Friday, June 02, 2006

Seoul: The Scene

In San Francisco and the cities I've lived in, I've thought of myself as a bit of a scenester. I can't make any grandiose claims, but I know the clubs and the weird fringe events and the best local bands and so forth. I had every intention of keeping the noble tradition up when I came to Shanghai, but I think Shanghai's nightlife is pretty much non-existant unless you are looking for a prostitute or have extremely low quality standards. I'll have more to say about it later.

For now, suffice is to say that Seoul's night life is much better, and I have pictures to prove it! I'll start with this one:

That photo was taken near the City Hall, but really there's half a dozen districts that I could have shown pictures of, areas that are intensely populated and brightly lit at night, even late on a weekday. The obvious comparison is when I've visited Tokyo, and comparing the two I think Seoul comes up short to some of Tokyo's districts. But in terms of being bright and crowded and having lots of people around, it definitely beats anywhere in, say, New York City or San Francisco.

Maybe the nightlife isn't all to an American's taste, however. It's dominated by bar-restaurants like a Japanese izakaya, the idea is you eat a bunch of Korean food and drink a lot of soju and beer while you're at it - separating nightlife from my update on Seoul's food is a little artificial. A lot of the places say "Hof" in their name, as in "Hof Brau." I haven't been to Germany or the UK, but I think an English style pub might be a better comparison.

Some of the places are massive or even chains, but as you can see above a lot of the places aren't much more than cubbyholes that might not be able to fit more than a single group of people. I'm sure once you know your way around it's a lot of fun.

But I didn't always take pictures of everything, and this blog is dictated by the pictures I take. I can't much talk about, say, Itaewon, a district dominated by foreigners, where even the city's official (and undeniably excellent) tourist brochure admits "a certain amount of risque entertainment is also available here." The only pictures I took were of the big fireworks show that happened in the middle of the district.

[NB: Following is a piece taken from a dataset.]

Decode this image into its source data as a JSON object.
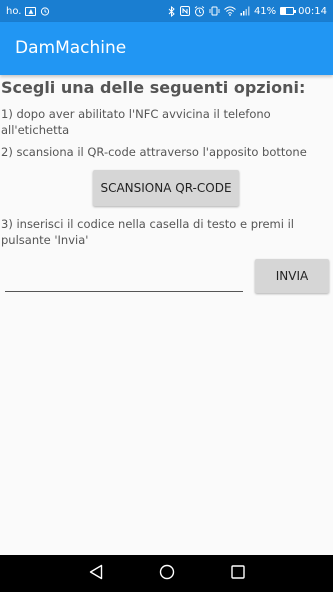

My memory was better with music. I wouldn't say Seoul has a great music scene, but at least it has a scene, and can even support music that's a little weird, or not related to the mainstream. The first music I saw was at Live Club Ssam, a somewhat hidden club with an art-warehouse feel, near Hongik University. Click on the link to hear crazy Korean pop music - basically if the club re-located to Shanghai my quality of life would go up at least 75%. I saw the band Strawberry 60's TV Show. Their blend of J-Pop and early 60s girl-group music (complete with choreographed dancing) was surprisingly catchy and natural and not-annoying, although maybe they were a little stretched to perform as a main act.

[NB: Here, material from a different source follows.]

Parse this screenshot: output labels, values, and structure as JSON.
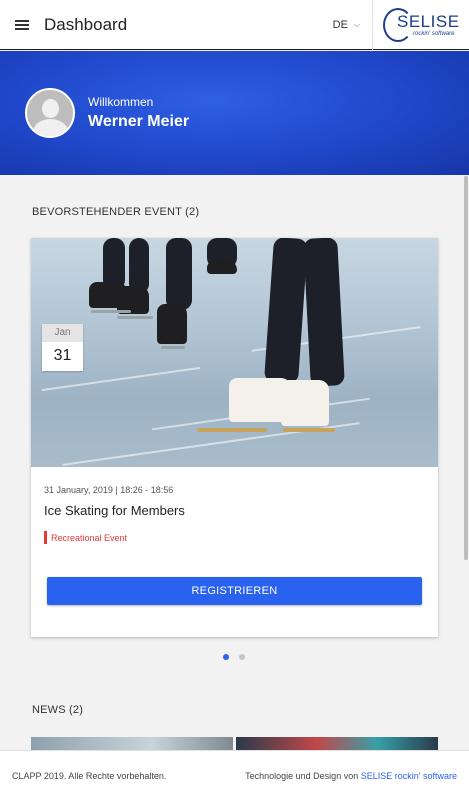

Afterwards I kind of wandered into a music club nearby with what I guess was a house band, a very technically talented group playing 80's hair metal type music. I couldn't tell if it was performed in irony or not, but the band was completely over the top and the music was fun.

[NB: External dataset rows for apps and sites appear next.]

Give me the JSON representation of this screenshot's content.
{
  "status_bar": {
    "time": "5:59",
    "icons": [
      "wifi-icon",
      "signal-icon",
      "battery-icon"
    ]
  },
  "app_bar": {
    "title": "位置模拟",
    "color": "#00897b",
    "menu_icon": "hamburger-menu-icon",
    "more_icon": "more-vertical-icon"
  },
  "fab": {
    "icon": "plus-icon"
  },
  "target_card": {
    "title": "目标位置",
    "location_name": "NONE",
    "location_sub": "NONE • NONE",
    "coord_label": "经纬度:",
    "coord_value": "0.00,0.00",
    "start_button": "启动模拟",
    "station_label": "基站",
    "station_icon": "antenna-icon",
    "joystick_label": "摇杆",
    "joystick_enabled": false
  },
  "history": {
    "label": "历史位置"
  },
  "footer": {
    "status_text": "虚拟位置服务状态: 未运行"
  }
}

As part of Seoul's Golden Week celebrations, there was a pretty large concert given near the World Cup stadium. It was raining and not many people came, but it was still a fun time. Particularly for me, as some San Francisco indie-pop kids were playing concerts there! Folk-rocker Mike Park, and Sonawon with Jenny Choi.

I had seen both of them before. I hadn't particularly cared for either of them, and seeing them again didn't change that. It was still fun to hear music from the old scene, though. Don't know if their music was a success, indie-pop isn't the sort of music that caters to outdoor stadiums, especially as the crowd that was mainly waiting for the Japanese band Nine. They're a bunch of asexual stars with an act aimed at teenagers, they had really good rapport with the audience and were generally fun, but their music was too cheesy and at times obviously canned.

My clear favorite was the Korean band that played. I'll try to get someone to help me romanize the name from the flier I took - my Korean is a little, uhhh, non-existant. However their music was fun 90s style rock. Their lead musician looks like a classical musician with his nylon guitar and conservative jacket, but the music was real bumping.

Oh! And the cafes were crazy, often selling coffee for $5 on up. Even Coffee Bean and Tea Leaf, a common America-based chain that I thought might be a little cheaper, was selling at a price too expensive for me to ever pay for a cup of black coffee. Still, many of these cafes were very busy late into the night.

1 comment:

Cỏ Tím said...

Coffee Bean and Tea Leaf is starting to be like Starbucks; it is everywhere